matthew ephraim

Taming Visual Studio’s Web Server

When I develop my sites locally using Visual Studio, I like to have the conditions on my local machine match the conditions on the actual web server as closely as possible. Part of doing that is making sure that my urls are formatted the same locally as they will be on the live site. Unfortunately, by default, Visual Studio’s built in web server makes the urls for a local project look a little bit different than they will when the site is actually deployed. This can be remedied quickly with a few changes to your project’s properties.

The Issue

When you first start a new project up in the debugger, Visual Studio will start the built in web server and open your default web browser with a url that looks something like this:

http://localhost:8080/Demo/Default.aspx

There are few problems with this url. First, the web server is not running on port 80, so the url contains the port number for the web server. This is an aesthetic problem, but it can also create issues if you plan on having your site behave different based on values that are found in the hostname. For example, if you have a site that has separate subdomains like “people.example.com” and “places.example.com”, and each of those subdomains shares the same codebase, it’s difficult to test that behavior locally if you don’t have your site running on port 80.

A second problem is that instead of having the root url immediately after the hostname, Visual Studio treats “/Demo” as the root of your site. This causes all kinds of problems if you want to use relative urls. It can also cause problems if you want use a url rewriter that relies on regular expressions to determine where a url goes.

Here’s how you can fix it.

Setting the Web Server Properties

To fix the port number and the site root problems, first open the Solution Explorer tab and select your project in the in the list of items.

Solution Explorer

Next, open the Properties tab and change the “Use dynamic ports” option from True to False. This should allow you to change the Port number to port 80. One issue that I’ve noticed with various versions of Visual Studio, both full and express, is that sometimes you need to close the Properties tab and reopen it before Visual Studio will allow you to change the port number. Finally, change “Virtual path” to “/” so that the root of your site will be immediately after the host name.

Properties

Now, when you start up the built in web server, you should be able to access your local site at “localhost”. No port number or project name after the url hostname necessary.

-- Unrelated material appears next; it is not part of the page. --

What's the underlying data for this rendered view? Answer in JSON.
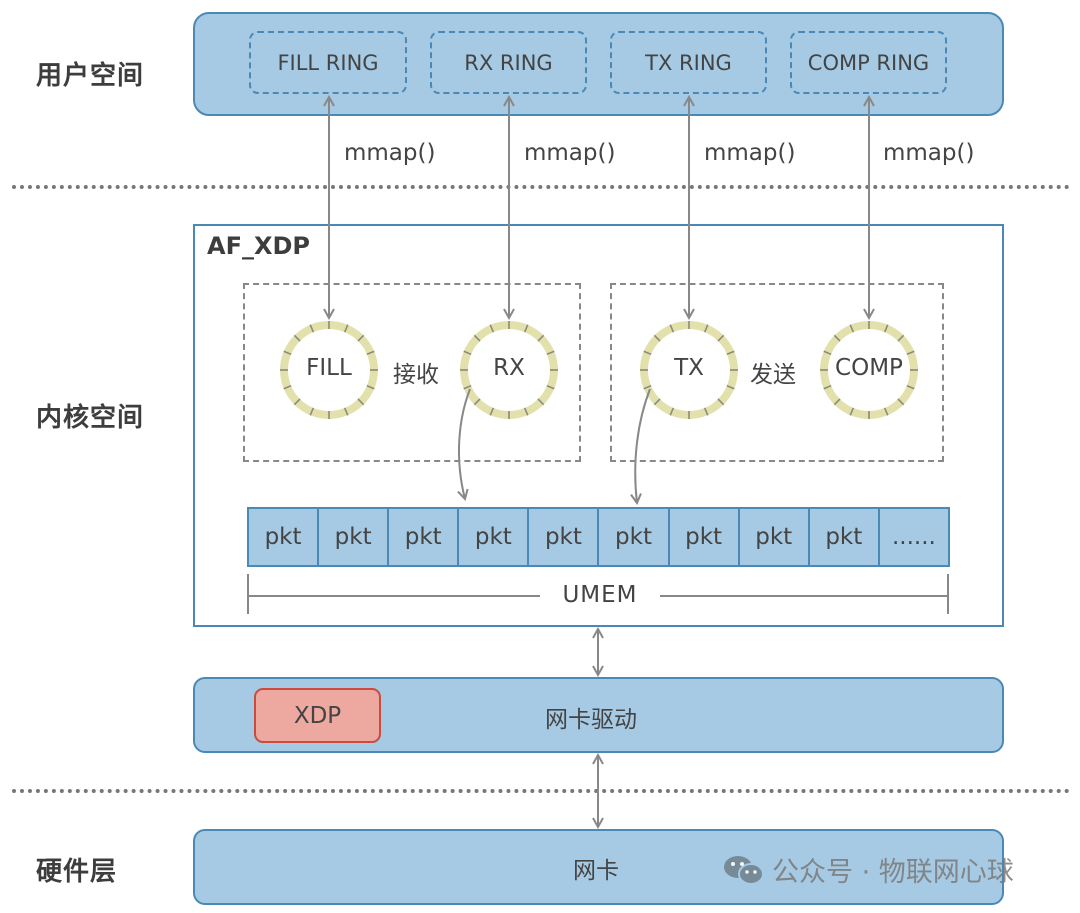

Creating some urls

At this point, the only url where you will be able to access your local site at is “localhost”. This is fine for simple sites, but I always lke to have a url like “matt.dev” where I can access any sites that I’m running on my localhost. That way, if I need to use subdomains, I can access my localhost using a url like “people.matt.dev” or “places.matt.dev”.

To set up these urls you will need to make some entries in your hosts file. Your hosts file is located at “C:\WINDOWS\system32\Drivers\etc\hosts”. I’ll assume that if you’re running Visual Studio under something other than Windows you already know how to get to your hosts file. Open the file with a text editor like notepad. You will see that an entry like this is already there for localhost:

hosts
127.0.0.1 localhost

Underneath this entry you can add your own urls that will point to your local web server. Like this:

hosts
127.0.0.1 people.matt.dev
127.0.0.1 places.matt.dev


Once you’ve saved your changes to the hosts file, your urls should point to your local webserver.

Finally, if you’d like Visual Studio to use your new urls when opening a website in the debugger, open right click on your project in the Solution Explorer and choose “Property Pages” (what’s the difference between “Properties” and “Property Pages”? That’s just one of life’s little mysteries). Choose “Start Options” and then “Start URL:”. Now you can enter the url you would like the site to start at when you open it in the debugger.

Property pages

And just for fun, here’s a Ruby script that will do most of this for you.